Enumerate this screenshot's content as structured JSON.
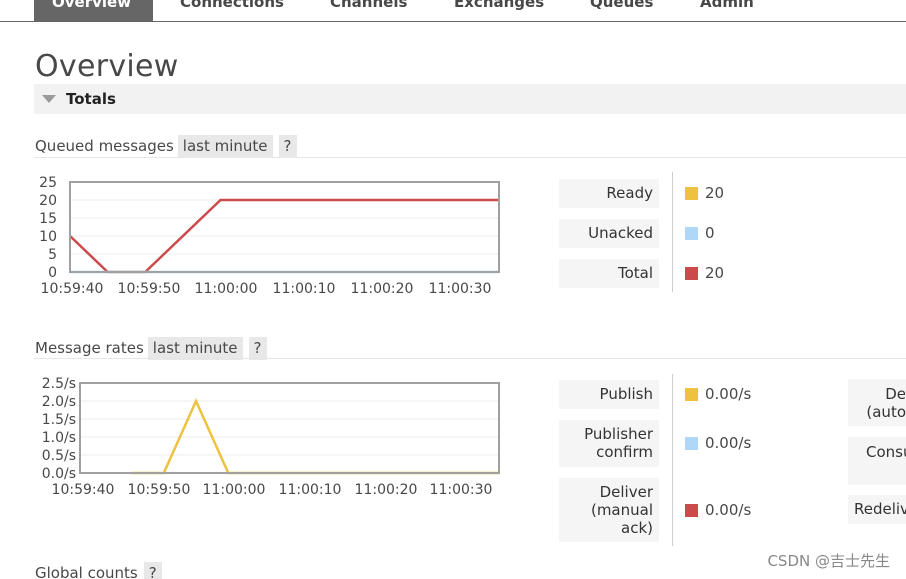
{
  "nav": {
    "tabs": [
      {
        "label": "Overview",
        "active": true
      },
      {
        "label": "Connections"
      },
      {
        "label": "Channels"
      },
      {
        "label": "Exchanges"
      },
      {
        "label": "Queues"
      },
      {
        "label": "Admin"
      }
    ]
  },
  "page": {
    "title": "Overview"
  },
  "totals": {
    "label": "Totals"
  },
  "queued": {
    "heading": "Queued messages",
    "range": "last minute",
    "help": "?",
    "legend": [
      {
        "label": "Ready",
        "value": "20",
        "color": "#edc240"
      },
      {
        "label": "Unacked",
        "value": "0",
        "color": "#afd8f8"
      },
      {
        "label": "Total",
        "value": "20",
        "color": "#cb4b4b"
      }
    ]
  },
  "rates": {
    "heading": "Message rates",
    "range": "last minute",
    "help": "?",
    "legend": [
      {
        "label": "Publish",
        "value": "0.00/s",
        "color": "#edc240"
      },
      {
        "label": "Publisher confirm",
        "label_lines": [
          "Publisher",
          "confirm"
        ],
        "value": "0.00/s",
        "color": "#afd8f8"
      },
      {
        "label": "Deliver (manual ack)",
        "label_lines": [
          "Deliver",
          "(manual",
          "ack)"
        ],
        "value": "0.00/s",
        "color": "#cb4b4b"
      }
    ],
    "cutoff_labels": [
      "De",
      "(auto",
      "Consu",
      "Redeliv"
    ]
  },
  "global": {
    "heading": "Global counts",
    "help": "?"
  },
  "watermark": "CSDN @吉士先生",
  "chart_data": [
    {
      "type": "line",
      "title": "Queued messages",
      "x": [
        "10:59:40",
        "10:59:45",
        "10:59:50",
        "11:00:00",
        "11:00:10",
        "11:00:20",
        "11:00:30",
        "11:00:37"
      ],
      "x_ticks": [
        "10:59:40",
        "10:59:50",
        "11:00:00",
        "11:00:10",
        "11:00:20",
        "11:00:30"
      ],
      "y_ticks": [
        "25",
        "20",
        "15",
        "10",
        "5",
        "0"
      ],
      "ylim": [
        0,
        25
      ],
      "series": [
        {
          "name": "Total",
          "color": "#cb4b4b",
          "points": [
            [
              "10:59:40",
              10
            ],
            [
              "10:59:45",
              0
            ],
            [
              "10:59:50",
              0
            ],
            [
              "11:00:00",
              20
            ],
            [
              "11:00:37",
              20
            ]
          ]
        },
        {
          "name": "Unacked",
          "color": "#afd8f8",
          "points": [
            [
              "10:59:40",
              0
            ],
            [
              "11:00:37",
              0
            ]
          ]
        }
      ],
      "grid": true
    },
    {
      "type": "line",
      "title": "Message rates",
      "x_ticks": [
        "10:59:40",
        "10:59:50",
        "11:00:00",
        "11:00:10",
        "11:00:20",
        "11:00:30"
      ],
      "y_ticks": [
        "2.5/s",
        "2.0/s",
        "1.5/s",
        "1.0/s",
        "0.5/s",
        "0.0/s"
      ],
      "ylim": [
        0,
        2.5
      ],
      "series": [
        {
          "name": "Publish",
          "color": "#edc240",
          "points": [
            [
              "10:59:40",
              0
            ],
            [
              "10:59:45",
              0
            ],
            [
              "10:59:50",
              2.0
            ],
            [
              "10:59:55",
              0
            ],
            [
              "11:00:37",
              0
            ]
          ]
        }
      ],
      "grid": true
    }
  ]
}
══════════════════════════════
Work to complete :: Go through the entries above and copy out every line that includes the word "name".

Response box ::
          "name": "Total",
          "name": "Unacked",
          "name": "Publish",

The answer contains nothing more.